Admittedly the holidays don’t have to be excessive, they can just be nice. Here’s a photo retrospective of some of what I got up to for Thanksgiving, Christmas and Boxing Day.
A big little turkey, some pumpkins and leaves packed for a trip
A non-traditional Thanksgiving dinner with a pork with mole, pablano corn pudding and avocado salad
Christmas cookies getting ready to go to Keifel’s work

A winter wonderland birthday cake for CSG’s work buddies and my first use of edible glitter
Boxing Day spread
Boxing Day dessert spread

Best Wishes to everyone, whichever winter holiday you are celebrating. I say celebrate them all : ) Have a wonderful long weekend with nearest and dearest and eat fabulous food and drink fancy drinks (but not too much). Love love.

Foodieporn will be back next week with pics of what I’ve been up to.

I have some pictures I took that I wanted to include in the blog and just haven’t gotten around to it. So here is a mish mash of the Foodieporn/Ars Culinaria summer experience.
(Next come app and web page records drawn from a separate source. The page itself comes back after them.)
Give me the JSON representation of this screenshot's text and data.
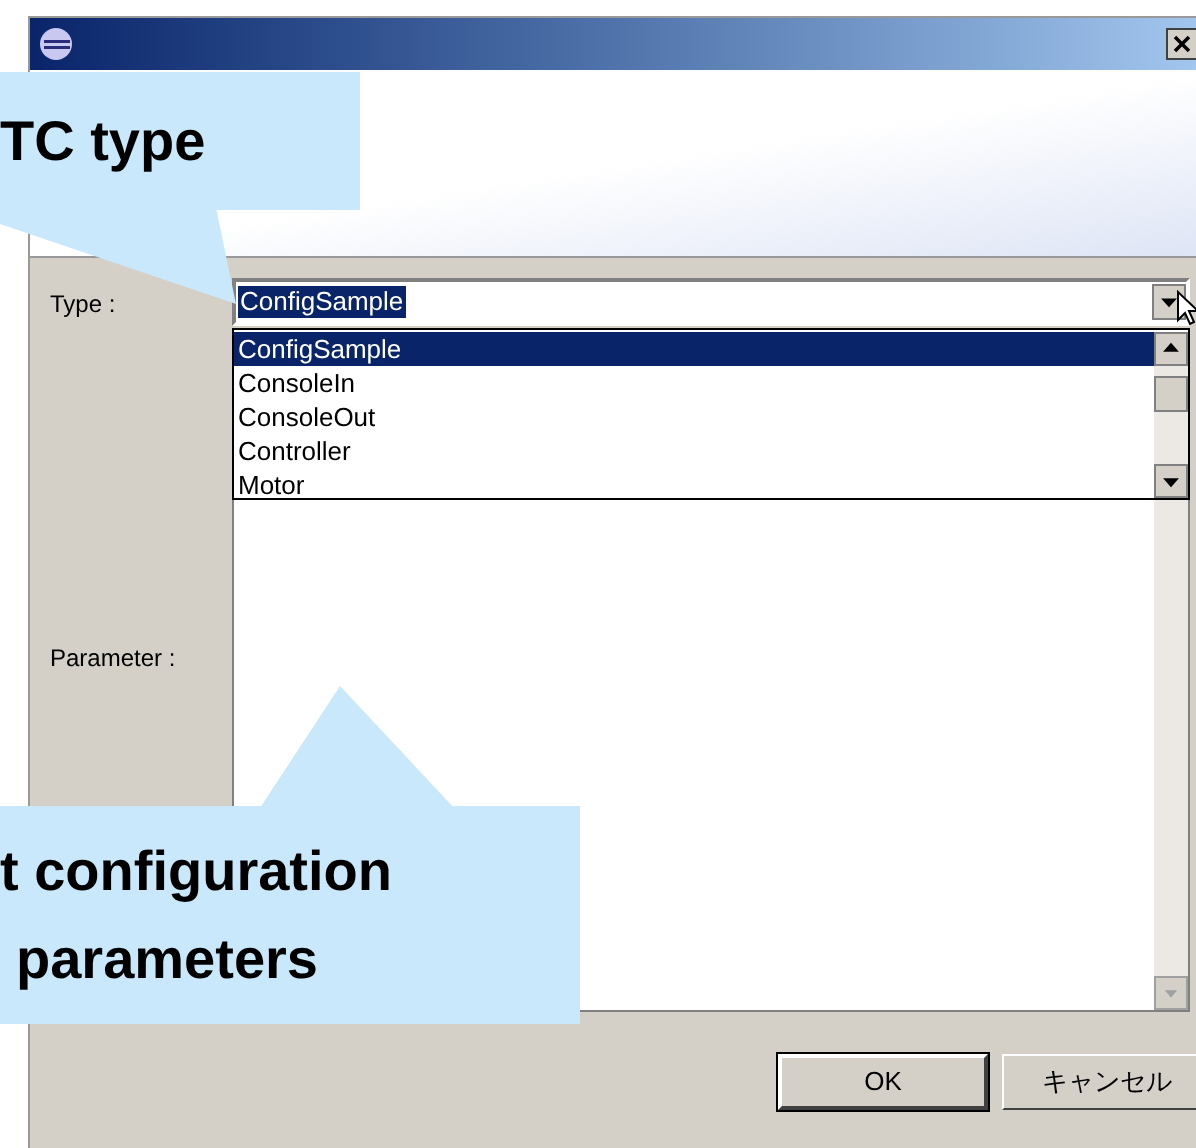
{
  "callouts": [
    {
      "lines": [
        "TC type"
      ]
    },
    {
      "lines": [
        "t configuration",
        "parameters"
      ]
    }
  ],
  "type_field": {
    "label": "Type :",
    "value": "ConfigSample",
    "expanded": true,
    "options": [
      {
        "label": "ConfigSample",
        "selected": true
      },
      {
        "label": "ConsoleIn",
        "selected": false
      },
      {
        "label": "ConsoleOut",
        "selected": false
      },
      {
        "label": "Controller",
        "selected": false
      },
      {
        "label": "Motor",
        "selected": false
      }
    ]
  },
  "parameter_field": {
    "label": "Parameter :"
  },
  "buttons": [
    {
      "label": "OK",
      "default": true
    },
    {
      "label": "キャンセル",
      "default": false
    }
  ]
}
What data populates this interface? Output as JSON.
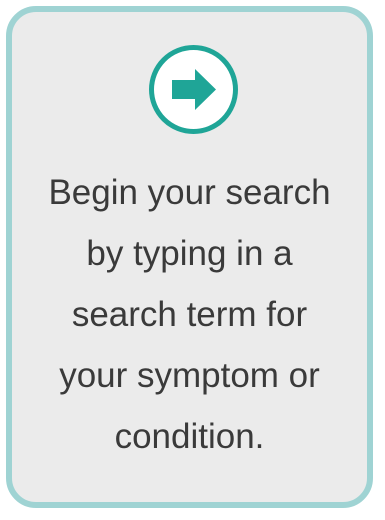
{
  "card": {
    "icon": "right-arrow-icon",
    "accent_color": "#1fa597",
    "border_color": "#9fd3d3",
    "background_color": "#ebebeb",
    "message_lines": [
      "Begin your search",
      "by typing in a",
      "search term for",
      "your symptom or",
      "condition."
    ]
  }
}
We took a little vacation the week of the Fourth and went to Des Moines to see some old friends with a newish (she turned two while we were there) pumpkin whom we had not yet met (I know, bad friends we are, but Iowa is far). While we were there O and I went to the justly famous Des Moines farmers’ market. Such beautiful produce and organic meats and breads and all kinds of goodies.

I bought an herbed lemonade and some Raspberry Chipotle Sauce from this stand.

I bought amazing pecan raisin bread from here.

In my journey I also bought some Dutch letters (big, cinnamon filled S cookies), some plain chevre and something else that escapes me at the moment. If you get the chance to go, go. It is big (several blocks) and there’s everything from cut flowers to lamb chops. Seeing friends and this market made driving through corn for 6 hours so worth

We got another new digital camera which Keifel was playing with and took these shots of my dinner a few weeks ago. It’s just a Boca burger on a toasted bun with lettuce and tomato and grainy mustard.

There is almost something sinisterly shiny about this one… too much flash.


And finally, a shot of our basket two weeks ago. This week we got tomatoes and cucumber. Lovely.

In fact I seem to be up to my eyeballs — writing lectures, going to the grocery four times a week for classes and for us, ferrying the child hither and yon. But it’s a happy busy and when I get a longer minute I will catch up with the blog. Sorry for the bumpiness of late.